God uses the word “remember” quite often in both the Old And New Testaments. After Joshua led the Israelites across the Jordan river at flood stage, God commanded each priest from the 12 tribes to gather a stone from the riverbed to build an altar as a reminder of what God had done. Even Abraham, Isaac and Jacob built altars after a special experience with God to never forget how God provided.
Jesus told His disciples to remember Him and what He was about to do when He celebrated the last supper. How can we understand His grace and love if we don,t remember His death and resurrection?
As I look at all my photos and remember my wonderful trip to Patagonia, I need to also remember how much God loves me and directs my path, when I let Him. I want to remember all His great and precious promises (2 Peter 1:3-4) that I can claim daily when I surrender my control to Him. He does give me everything I need. I really need to remember that!

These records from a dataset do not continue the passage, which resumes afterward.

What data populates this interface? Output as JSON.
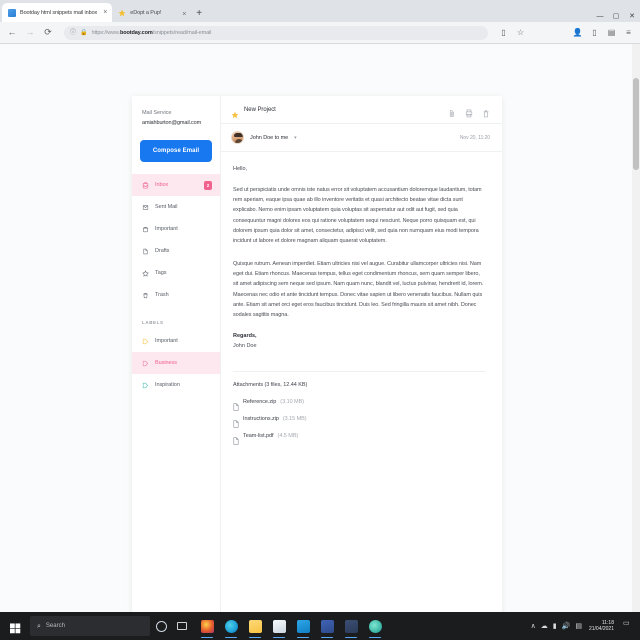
{
  "browser": {
    "tabs": [
      {
        "title": "Bootday html snippets mail inbox",
        "favicon": "page-favicon",
        "active": true
      },
      {
        "title": "eDopt a Pup!",
        "favicon": "star-favicon",
        "active": false
      }
    ],
    "new_tab_label": "+",
    "close_label": "×",
    "window_controls": {
      "minimize": "—",
      "maximize": "▢",
      "close": "✕"
    },
    "nav": {
      "back": "←",
      "forward": "→",
      "reload": "⟳"
    },
    "omnibox": {
      "info_icon": "info-icon",
      "lock_icon": "lock-icon",
      "url_prefix": "https://www.",
      "url_domain": "bootday.com",
      "url_path": "/snippets/read/mail-email"
    },
    "toolbar_right": [
      "split-screen-icon",
      "favorite-star-icon",
      "profile-icon",
      "collections-icon",
      "extensions-icon",
      "menu-icon"
    ]
  },
  "app": {
    "brand": {
      "title": "Mail Service",
      "email": "amiahburton@gmail.com"
    },
    "compose_label": "Compose Email",
    "nav_items": [
      {
        "label": "Inbox",
        "icon": "inbox-icon",
        "active": true,
        "badge": "2"
      },
      {
        "label": "Sent Mail",
        "icon": "sent-mail-icon",
        "active": false,
        "badge": ""
      },
      {
        "label": "Important",
        "icon": "important-icon",
        "active": false,
        "badge": ""
      },
      {
        "label": "Drafts",
        "icon": "drafts-icon",
        "active": false,
        "badge": ""
      },
      {
        "label": "Tags",
        "icon": "tags-star-icon",
        "active": false,
        "badge": ""
      },
      {
        "label": "Trash",
        "icon": "trash-icon",
        "active": false,
        "badge": ""
      }
    ],
    "labels_header": "LABELS",
    "labels": [
      {
        "label": "Important",
        "icon": "label-tag-icon",
        "color": "#f4c952",
        "active": false
      },
      {
        "label": "Business",
        "icon": "label-tag-icon",
        "color": "#ef7fa5",
        "active": true
      },
      {
        "label": "Inspiration",
        "icon": "label-tag-icon",
        "color": "#4fc4b8",
        "active": false
      }
    ]
  },
  "reader": {
    "star_icon": "star-icon",
    "subject": "New Project",
    "actions": [
      {
        "name": "attach-icon",
        "label": "Attach"
      },
      {
        "name": "print-icon",
        "label": "Print"
      },
      {
        "name": "delete-icon",
        "label": "Delete"
      }
    ],
    "sender": {
      "avatar": "avatar",
      "name": "John Doe to me",
      "chevron": "▾",
      "date": "Nov 20, 11:20"
    },
    "greeting": "Hello,",
    "paragraphs": [
      "Sed ut perspiciatis unde omnis iste natus error sit voluptatem accusantium doloremque laudantium, totam rem aperiam, eaque ipsa quae ab illo inventore veritatis et quasi architecto beatae vitae dicta sunt explicabo. Nemo enim ipsam voluptatem quia voluptas sit aspernatur aut odit aut fugit, sed quia consequuntur magni dolores eos qui ratione voluptatem sequi nesciunt. Neque porro quisquam est, qui dolorem ipsum quia dolor sit amet, consectetur, adipisci velit, sed quia non numquam eius modi tempora incidunt ut labore et dolore magnam aliquam quaerat voluptatem.",
      "Quisque rutrum. Aenean imperdiet. Etiam ultricies nisi vel augue. Curabitur ullamcorper ultricies nisi. Nam eget dui. Etiam rhoncus. Maecenas tempus, tellus eget condimentum rhoncus, sem quam semper libero, sit amet adipiscing sem neque sed ipsum. Nam quam nunc, blandit vel, luctus pulvinar, hendrerit id, lorem. Maecenas nec odio et ante tincidunt tempus. Donec vitae sapien ut libero venenatis faucibus. Nullam quis ante. Etiam sit amet orci eget eros faucibus tincidunt. Duis leo. Sed fringilla mauris sit amet nibh. Donec sodales sagittis magna."
    ],
    "signature": {
      "regards": "Regards,",
      "name": "John Doe"
    },
    "attachments": {
      "title": "Attachments (3 files, 12.44 KB)",
      "files": [
        {
          "name": "Reference.zip",
          "size": "(3.10 MB)",
          "icon": "file-icon"
        },
        {
          "name": "Instructions.zip",
          "size": "(3.15 MB)",
          "icon": "file-icon"
        },
        {
          "name": "Team-list.pdf",
          "size": "(4.5 MB)",
          "icon": "file-icon"
        }
      ]
    }
  },
  "taskbar": {
    "start_icon": "windows-start-icon",
    "search_placeholder": "Search",
    "search_icon": "search-icon",
    "cortana_icon": "cortana-icon",
    "taskview_icon": "task-view-icon",
    "apps": [
      {
        "name": "firefox-icon",
        "color": "#e55b2b",
        "running": true
      },
      {
        "name": "edge-icon",
        "color": "#1d9fd8",
        "running": true
      },
      {
        "name": "file-explorer-icon",
        "color": "#f5c242",
        "running": true
      },
      {
        "name": "store-icon",
        "color": "#e9eef3",
        "running": true
      },
      {
        "name": "mail-icon",
        "color": "#0f7fc4",
        "running": true
      },
      {
        "name": "photoshop-icon",
        "color": "#2f4a8c",
        "running": true
      },
      {
        "name": "illustrator-icon",
        "color": "#2b3a58",
        "running": true
      },
      {
        "name": "teams-icon",
        "color": "#4c61c4",
        "running": true
      }
    ],
    "tray": [
      "show-hidden-icons",
      "onedrive-icon",
      "network-icon",
      "volume-icon",
      "battery-icon"
    ],
    "clock": {
      "time": "11:18",
      "date": "21/04/2021"
    },
    "notification_icon": "action-center-icon"
  }
}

Missing the Obvious
I’m just not good with directions! We visited Iguazu Falls in Argentina recently. It is one of the most spectacular waterfalls in the world, spread out over 2 km on the top level with over 275 different falls across that span. It is a sight to behold!
It has an upper falls trail and a lower falls trail. After a walk on the upper trail, I wanted to go back up the trail to the Adventure Kiosk to take another picture and told Ron and our friends that I would catch up with them on the lower trail. I had looked at the map already many times and told them I didn’t need one. I knew where to find them.
Somehow, I ended up at the train station instead, where there were mobs of people waiting for the train. I realized where I went wrong and went the roundabout way to my photo op. No problema! I’d been here several times and could easily find my way to the lower trail. When I walked another roundabout way to where I thought the trail should be, I couldn’t find it and ended up on the wrong leg. I eventually found everyone, but when I got back to the beginning of the trail, there was the sign in plain sight. I had missed the obvious!
It reminds sometimes how I miss God obviously working in my life. I meander here and meander there, forgetting that He is waiting for me to ask Him for directions. It says in Proverbs 3:4-5 “Do not lean on your own understanding, but in all your ways acknowledge him, and he will direct your paths.” He knows the right way for me to go, and I would save a lot of time if I would remember He wants to show me His plans for my life.
Don’t let me miss you obviously working in my life. Let me look at your guidebook, the Bible and stop frequently to ask for directions. Thank you for wanting to show my your good straight path to eternal life!